So far in 2019 this series has concerned itself with the wars of Bismarck and the rise of Prussia in the 1860s: from regional power to the unification of Germany by 1871. The three wars – against the Danes in 1864, the Austrians in 1866, and the French in 1870-71 – highlights a phenomenal rise of a brand new war power. However, the first war against Denmark – the Second Schleswig War – almost begged the series to find out information about the First Schleswig War. This earlier conflict was a less resounding event for the Prussians than the wars of the 1860s.

The First Schleswig War: 1848-52

The First Schleswig War was a conflict in northern Germany in the middle of the 19th Century. It is often overlooked in favour of the more popular Second Schleswig war, but yet it provides an interesting snapshot into the state of the German states at this time. The focus was rooted in resolving the so-called Schleswig-Holstein Question: two duchies that were positioned in-between the kingdom of Denmark and the German Confederation.

The context of the conflict lays in the Danish possession of the duchies; due to the various peaks and troughs of centuries of European warfare the Kingdom of Denmark had possession of lands that held a majority of ethnic Germans. During the 19th Century nationalism was rampant and there was an urge to repatriate regions to the “mother-country”. However, the duchies in question were significant bases of Denmark’s power: they comprised 30% of their population and almost 50% of their economic basis. The death of Danish king Christian VIII in 1848 brought out a change in the status of the “Question”: the Danish attempted to change the succession law to allow the duchies to pass through the female line, rather than the male, in order to maintain control of them.

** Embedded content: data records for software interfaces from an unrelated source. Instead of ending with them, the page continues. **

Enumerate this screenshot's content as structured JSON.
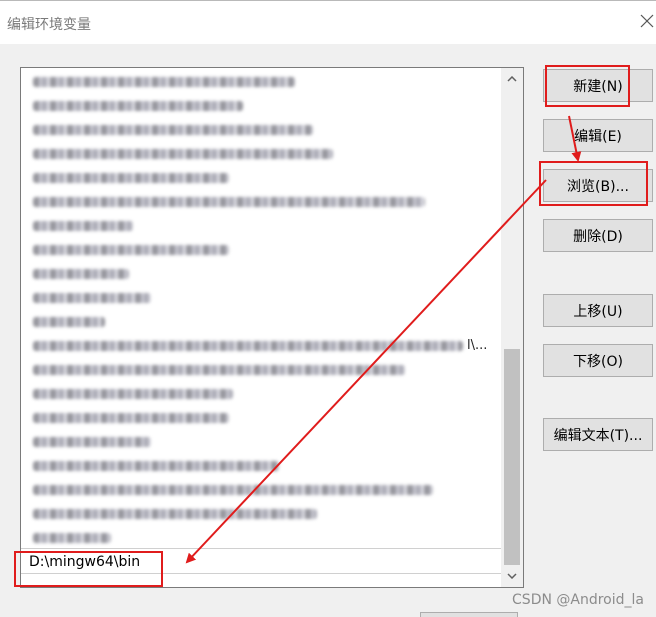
{
  "window": {
    "title": "编辑环境变量"
  },
  "list": {
    "visible_suffix": "l\\...",
    "edit_value": "D:\\mingw64\\bin"
  },
  "buttons": {
    "new": "新建(N)",
    "edit": "编辑(E)",
    "browse": "浏览(B)...",
    "delete": "删除(D)",
    "move_up": "上移(U)",
    "move_down": "下移(O)",
    "edit_text": "编辑文本(T)..."
  },
  "watermark": "CSDN @Android_la",
  "colors": {
    "annotation": "#e01c1c",
    "button_face": "#e1e1e1",
    "scroll_thumb": "#c1c1c1"
  },
  "icons": {
    "close": "close-icon",
    "scroll_up": "chevron-up-icon",
    "scroll_down": "chevron-down-icon"
  }
}
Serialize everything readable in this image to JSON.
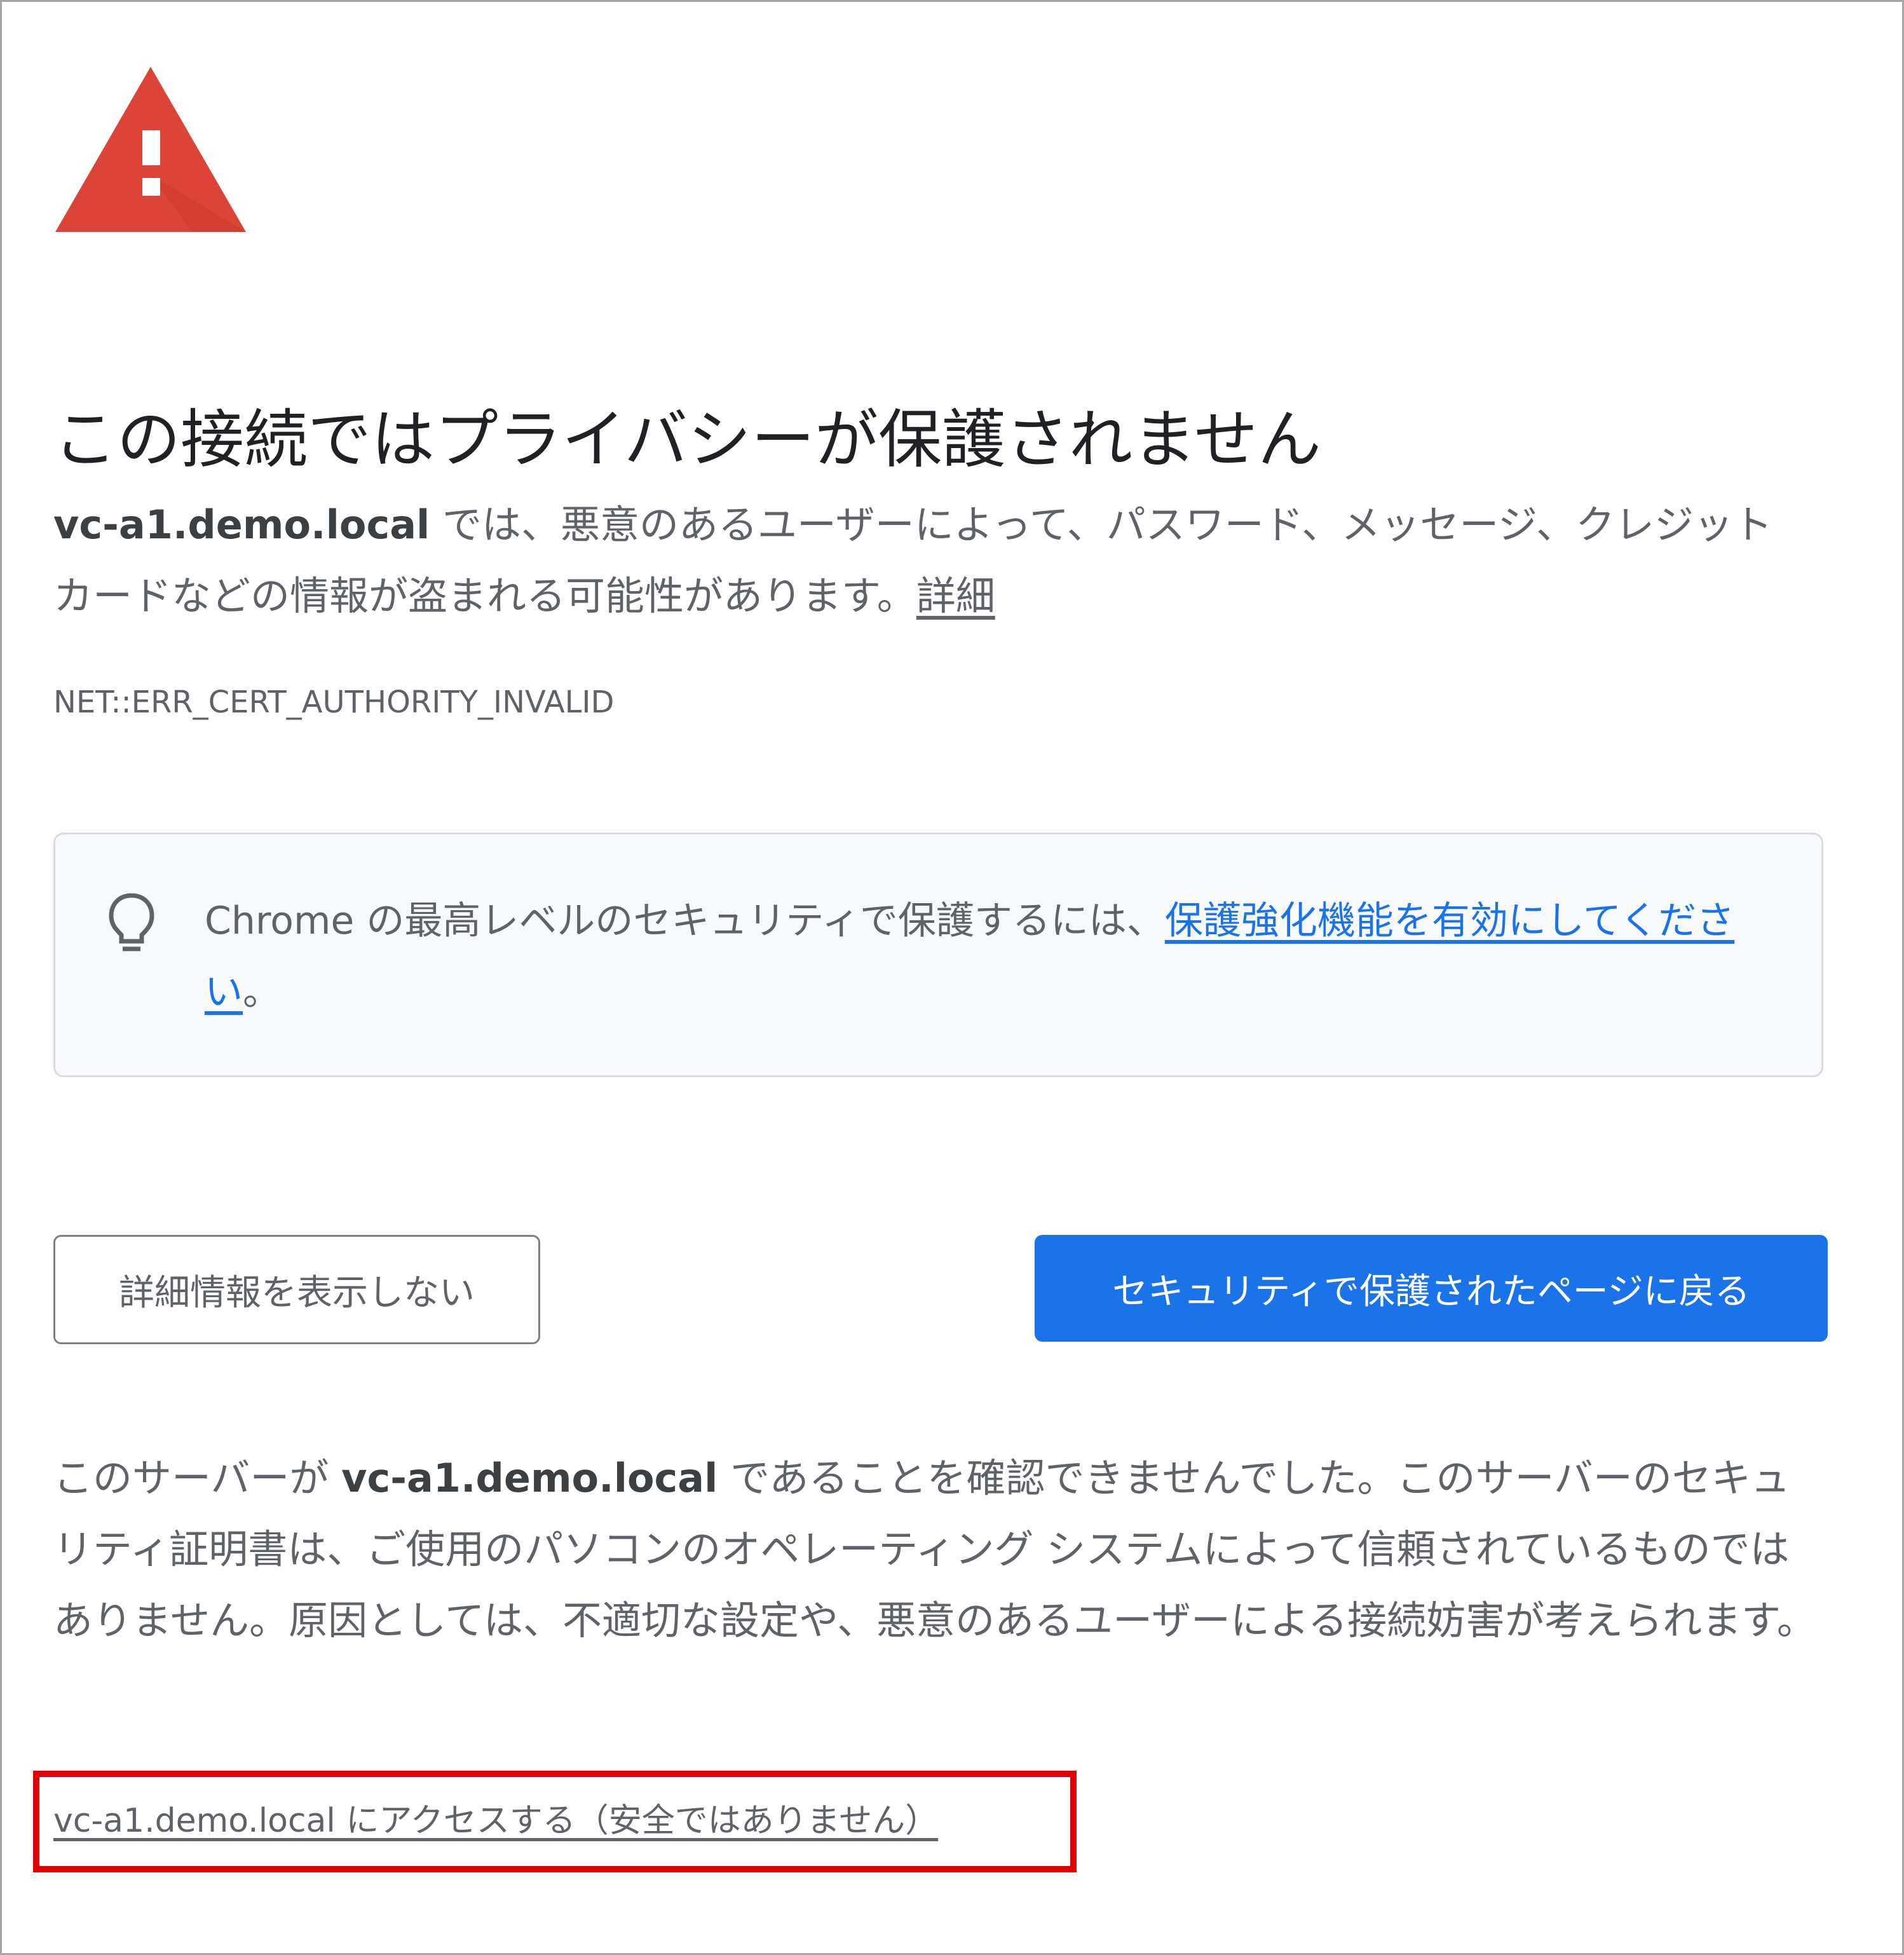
{
  "icons": {
    "warning": "warning-triangle-icon",
    "bulb": "lightbulb-icon",
    "warning_color": "#db4437",
    "link_color": "#1a73e8",
    "primary_button_color": "#1a73e8",
    "highlight_color": "#e00000"
  },
  "title": "この接続ではプライバシーが保護されません",
  "description": {
    "host": "vc-a1.demo.local",
    "text": " では、悪意のあるユーザーによって、パスワード、メッセージ、クレジット カードなどの情報が盗まれる可能性があります。",
    "details_link": "詳細"
  },
  "error_code": "NET::ERR_CERT_AUTHORITY_INVALID",
  "tip": {
    "text_before": "Chrome の最高レベルのセキュリティで保護するには、",
    "link": "保護強化機能を有効にしてください",
    "text_after": "。"
  },
  "buttons": {
    "hide_details": "詳細情報を表示しない",
    "back_to_safety": "セキュリティで保護されたページに戻る"
  },
  "details": {
    "text_before": "このサーバーが ",
    "host": "vc-a1.demo.local",
    "text_after": " であることを確認できませんでした。このサーバーのセキュリティ証明書は、ご使用のパソコンのオペレーティング システムによって信頼されているものではありません。原因としては、不適切な設定や、悪意のあるユーザーによる接続妨害が考えられます。"
  },
  "proceed_link": "vc-a1.demo.local にアクセスする（安全ではありません）"
}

1848 is an integral year in the study of European history: the so-called “Year of Revolutions” across the continent. Sparked off by a wave of change, representatives from the duchies demanded to secede in order to join the German Confederation. The Confederation is a peculiar institution: it was formed after the Napoleonic Wars and was later dismantled in the 1860s, culminating in the establishment of the German Empire in 1871 after the Franco-Prussian War (more of which available here). Such a request was denied, which led outright war in 1848. It sparked off support from the bigger German states who were eager for the admittance of the duchies into the Confederation, with the Prussians notably becoming involved. The sight of the Prussians fighting for the nationalist determination of the duchies is an oddity in history; the Prussian king Frederick William had not been sympathetic to the revolution stirrings and words of some of the people under his own protection.

The war did not lead to a wider, European conflict – as had happened in other wars of the period – although the other major powers were more eager to preserve the established status rather than see the German states grow in power. Furthermore, there were periods when both forces attempted to negotiate a solution, with a conference held in London in 1849. The Prussians themselves threw in the towel by 1850, fearing the meddling input of other powers, and by August 1850 a protocol was signed by Britain, France, and Russia to restore the power of the Danish crown. Such pressure led to a decline of fighting by 1851, and in 1852 the London Protocol was signed that re-affirmed the position of Denmark before the conflict began.

Ultimately, neither the war nor the peace settled anything for too long: by the 1860s Denmark was at war once again with the German states, which led to them ceding control of the duchies. Denmark would not be as fortunate again in terms of their firmer backing from the other European powers, and the loss of such rich and prosperous areas firmly cemented them as a junior player in wider continental politics.